Although drug-induced lupus produces the same symptoms as systematic lupus such as arthritis, fatigue, fever and skin rash, it rarely affects any major organ. Studies suggest that drug-induced lupus is more common in men. Risk of developing lupus is usually higher in people who take the culprit drugs for a prolonged period. However, only a small number of people develop lupus following intake of these drugs.
Causes of Drug Induced Lupus
Medications used for treating hypertension or high blood pressure such as hydralazine, captopril and methyldopa can trigger lupus. People who are slow acetylaters have a higher risk of developing lupus following intake of these drugs.
Slow acetylation, by boosting the drug level in the blood, stimulates toxic reactions that may affect the immune system, leading to lupus. The risk of developing lupus is also higher in people with HLA-DR4, a genetic marker of autoimmune arthritis.
Drugs For Treating Arrhythmia
Drugs used for treating arrhythmia or irregular heartbeat can also cause lupus. Drug-induced lupus may develop by taking the antiarrhythmics for three months to two years.The risk of developing lupus following intake of antiarrhythmics is higher in people who metabolize the drug slowly, which increases the risk of adverse reactions. Risk of developing lupus is also higher in people who are susceptible to autoimmune disorders owing to genetic factors.
Certain antibiotics can trigger lupus. Antibiotics that are usually associated with drug-induced lupus are isoniazid and minocycline. About 1% of people on isoniazid develop lupus-like symptoms, whereas positive antinuclear antibodies are found in the blood of about 22% people on this antibiotic medication. Studies suggest that a reactive metabolite produced following oxidation of these antibiotics is responsible for inducing lupus-like reactions.

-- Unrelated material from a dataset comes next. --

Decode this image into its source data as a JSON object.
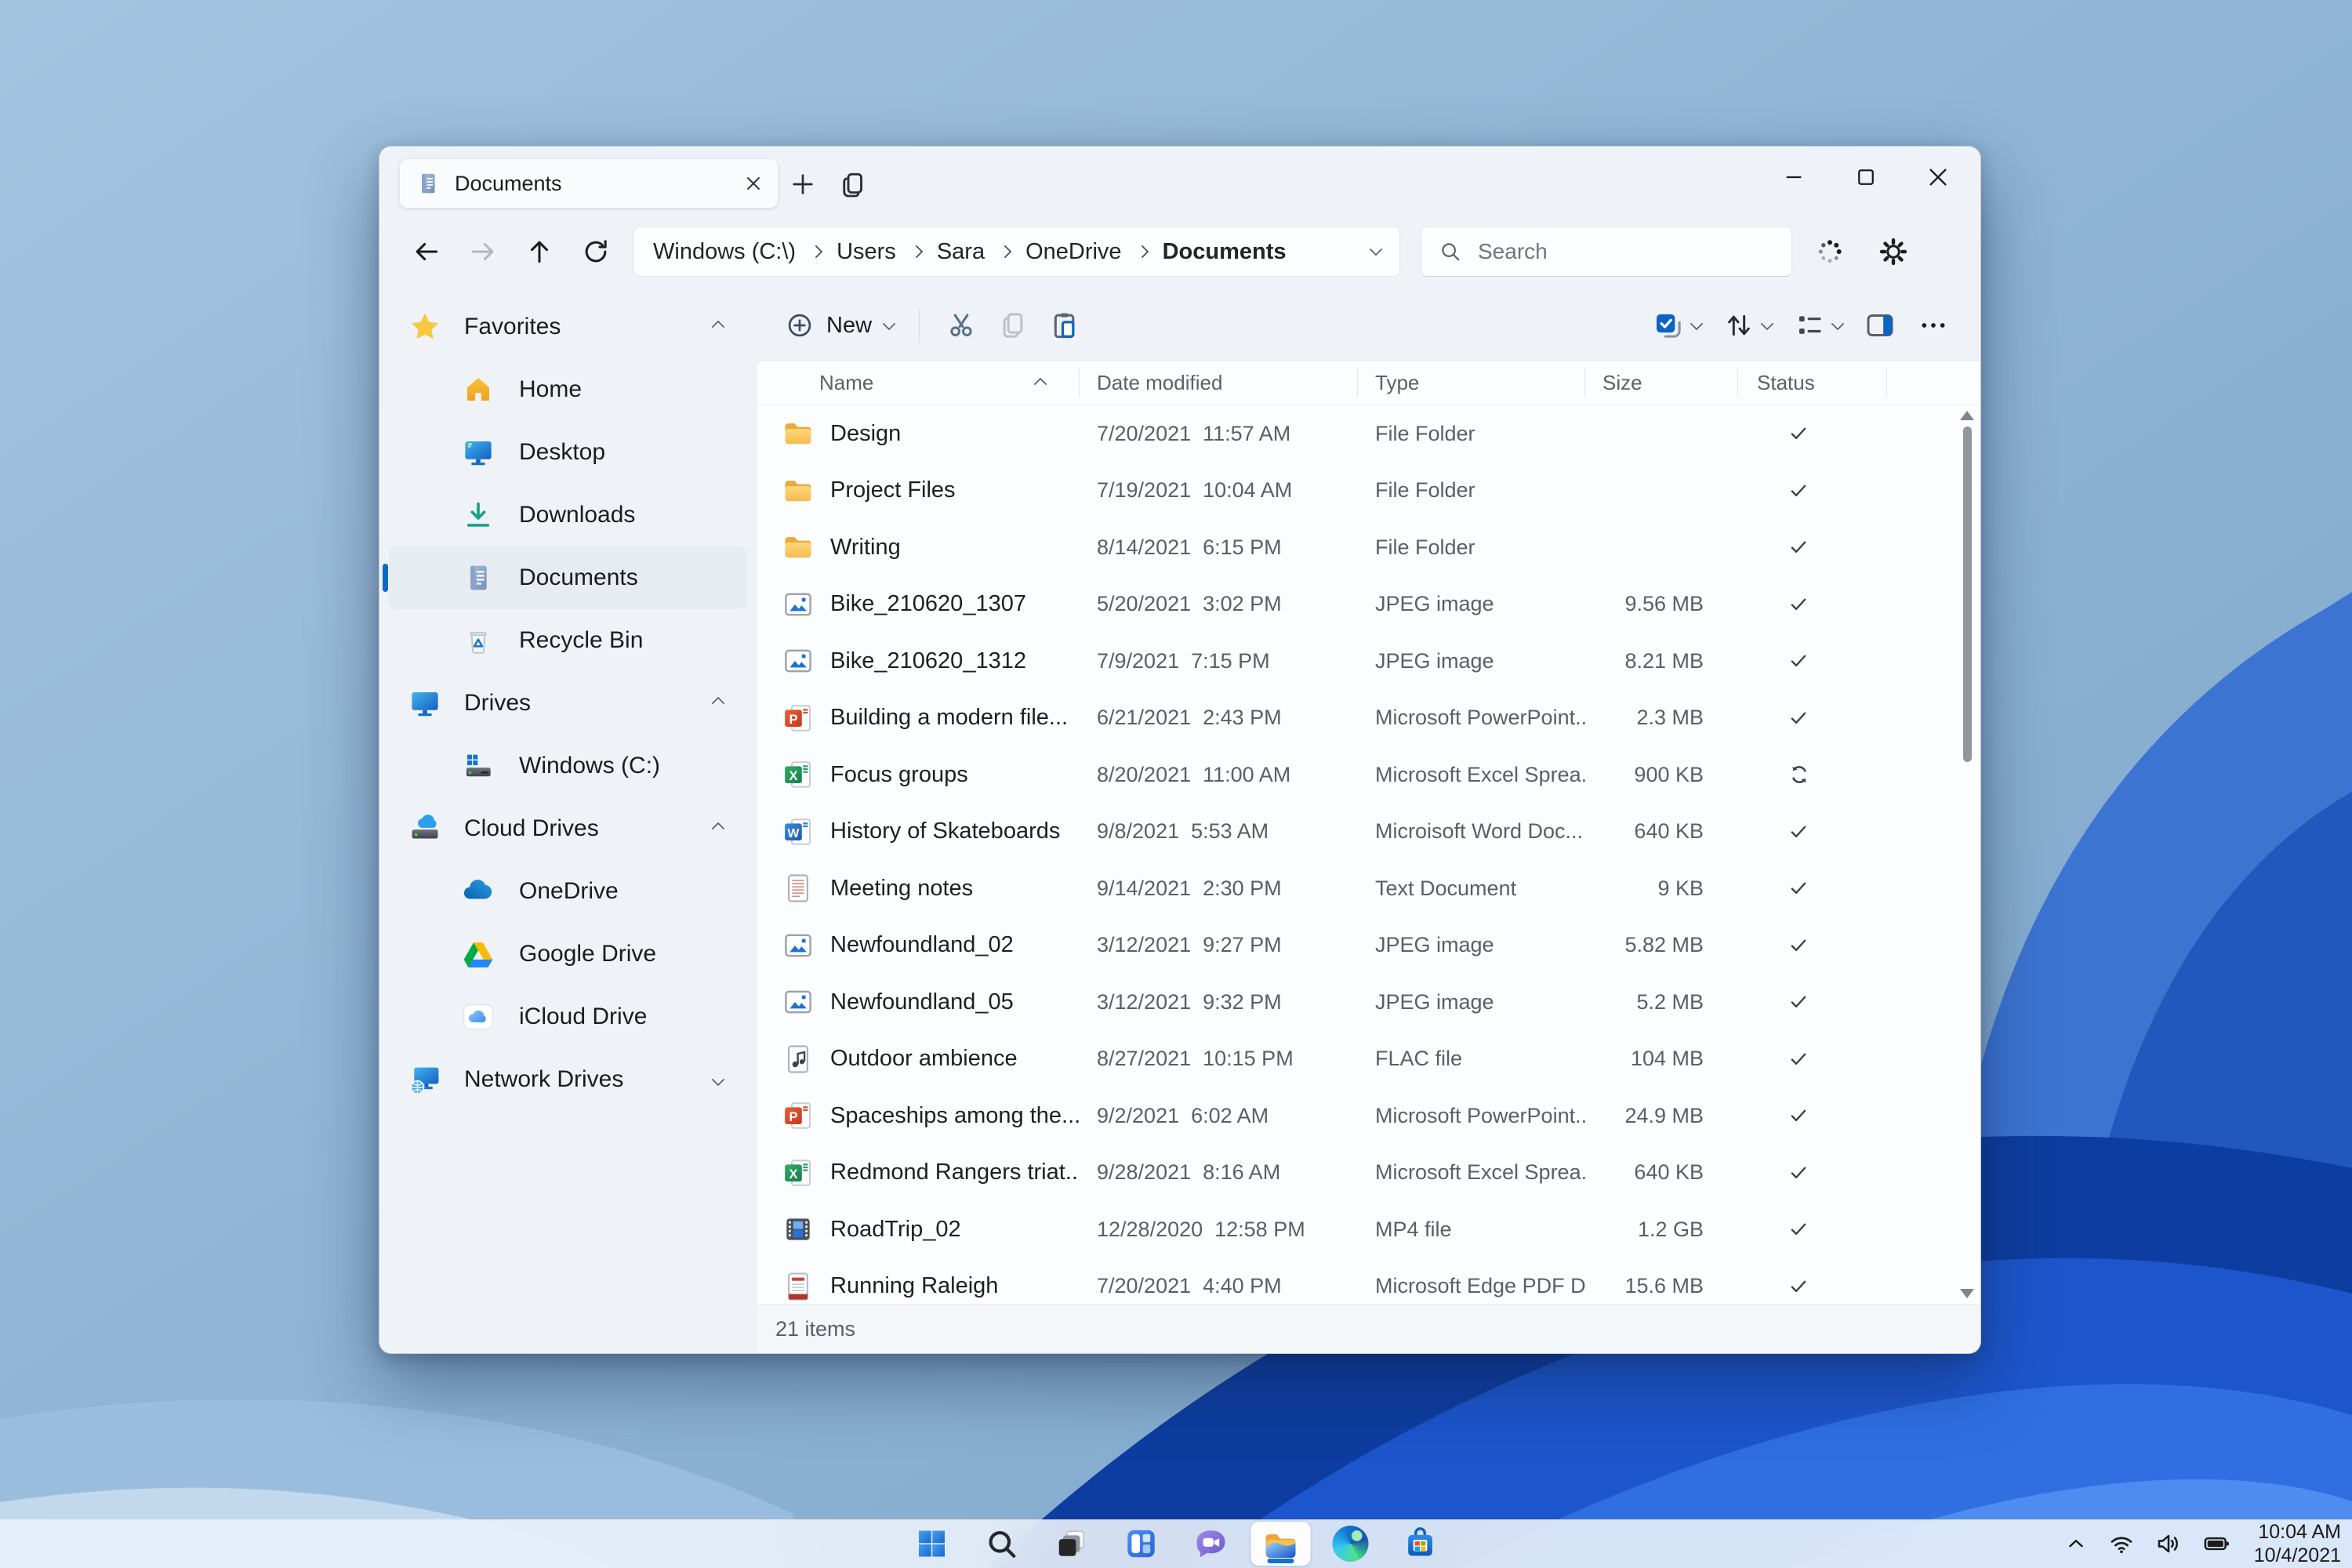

Anticonvulsant drugs such as carbamazepine, valproate, hydantoins and ethosuximide can cause lupus. Studies suggest that children on long-term anticonvulsant therapy have a higher risk of developing lupus. They tend to have higher levels of antinuclear antibodies that increase their risk of developing the autoimmune disorder.
However, the exact mechanism through which the antinuclear antibodies are produced following intake of anticonvulsant drugs is not known.

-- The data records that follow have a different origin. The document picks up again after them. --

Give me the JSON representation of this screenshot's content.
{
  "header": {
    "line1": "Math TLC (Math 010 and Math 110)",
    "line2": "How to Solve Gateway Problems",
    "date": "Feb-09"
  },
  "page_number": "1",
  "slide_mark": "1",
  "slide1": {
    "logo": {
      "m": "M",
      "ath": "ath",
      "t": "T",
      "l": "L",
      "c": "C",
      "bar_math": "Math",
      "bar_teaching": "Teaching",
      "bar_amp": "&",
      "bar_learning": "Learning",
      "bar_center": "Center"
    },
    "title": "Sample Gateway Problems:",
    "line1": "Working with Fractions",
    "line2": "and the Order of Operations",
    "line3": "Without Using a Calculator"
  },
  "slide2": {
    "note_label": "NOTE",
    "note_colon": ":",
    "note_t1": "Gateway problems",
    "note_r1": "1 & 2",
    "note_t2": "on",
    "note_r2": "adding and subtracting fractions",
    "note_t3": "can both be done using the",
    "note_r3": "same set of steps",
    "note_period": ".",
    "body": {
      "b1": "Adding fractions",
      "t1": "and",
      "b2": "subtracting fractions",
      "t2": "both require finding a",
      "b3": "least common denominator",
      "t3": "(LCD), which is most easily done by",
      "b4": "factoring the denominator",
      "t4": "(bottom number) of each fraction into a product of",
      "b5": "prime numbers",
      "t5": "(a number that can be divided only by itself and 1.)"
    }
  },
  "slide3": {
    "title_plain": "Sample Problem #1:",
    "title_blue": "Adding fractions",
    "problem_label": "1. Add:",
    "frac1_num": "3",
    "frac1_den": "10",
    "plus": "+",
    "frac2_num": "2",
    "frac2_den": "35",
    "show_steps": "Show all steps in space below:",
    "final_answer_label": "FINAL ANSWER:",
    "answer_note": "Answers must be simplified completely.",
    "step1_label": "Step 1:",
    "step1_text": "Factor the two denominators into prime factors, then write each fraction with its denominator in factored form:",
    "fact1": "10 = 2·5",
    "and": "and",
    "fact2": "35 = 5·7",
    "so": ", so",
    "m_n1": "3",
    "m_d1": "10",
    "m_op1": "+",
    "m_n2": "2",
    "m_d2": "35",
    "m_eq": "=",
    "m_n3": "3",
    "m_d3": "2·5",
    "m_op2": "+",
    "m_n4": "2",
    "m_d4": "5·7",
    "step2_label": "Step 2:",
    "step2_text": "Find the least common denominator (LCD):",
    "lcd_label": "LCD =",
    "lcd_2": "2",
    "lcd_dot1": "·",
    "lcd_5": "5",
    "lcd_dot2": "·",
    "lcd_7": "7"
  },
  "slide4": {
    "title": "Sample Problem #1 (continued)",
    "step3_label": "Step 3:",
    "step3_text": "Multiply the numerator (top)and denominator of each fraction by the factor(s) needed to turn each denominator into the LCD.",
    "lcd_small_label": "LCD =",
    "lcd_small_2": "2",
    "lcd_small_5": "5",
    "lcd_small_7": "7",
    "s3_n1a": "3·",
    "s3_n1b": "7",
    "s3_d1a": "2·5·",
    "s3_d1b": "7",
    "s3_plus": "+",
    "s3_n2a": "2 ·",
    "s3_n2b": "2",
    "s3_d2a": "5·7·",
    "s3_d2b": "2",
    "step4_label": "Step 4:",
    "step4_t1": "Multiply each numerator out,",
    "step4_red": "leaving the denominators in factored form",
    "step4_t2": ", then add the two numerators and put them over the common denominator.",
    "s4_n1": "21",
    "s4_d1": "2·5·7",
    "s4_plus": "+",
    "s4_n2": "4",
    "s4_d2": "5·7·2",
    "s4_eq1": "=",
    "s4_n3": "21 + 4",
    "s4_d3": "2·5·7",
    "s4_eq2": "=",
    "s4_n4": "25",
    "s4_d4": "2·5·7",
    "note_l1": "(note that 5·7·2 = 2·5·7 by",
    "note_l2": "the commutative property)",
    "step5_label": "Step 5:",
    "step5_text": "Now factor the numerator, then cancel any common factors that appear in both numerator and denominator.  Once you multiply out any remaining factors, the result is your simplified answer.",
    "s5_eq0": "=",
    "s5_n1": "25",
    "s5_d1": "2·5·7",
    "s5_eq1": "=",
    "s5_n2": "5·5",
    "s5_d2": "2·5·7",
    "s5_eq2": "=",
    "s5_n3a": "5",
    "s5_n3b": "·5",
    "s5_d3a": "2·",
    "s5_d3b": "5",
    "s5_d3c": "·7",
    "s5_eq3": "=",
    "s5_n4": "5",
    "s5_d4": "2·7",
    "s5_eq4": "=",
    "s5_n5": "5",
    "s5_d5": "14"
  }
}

The antipsychotic medication chlorpromazine may trigger symptoms of lupus. According to studies, presence of certain genetic factors tends to increase the risk of developing lupus in psychiatric patients on chlorpromazine. People with HLA-DR7 antigen are especially vulnerable to chlorpromazine-induced lupus.
Cholesterol reducing drugs statins, especially, the second generation medications such as atorvastatin and simvastatin, can cause lupus. Prolonged use of these drugs tends to increase the risk of autoimmune disorders. Studies suggest that affect of statins on the immune cells T lymphocytes may trigger abnormal immune response, leading to lupus.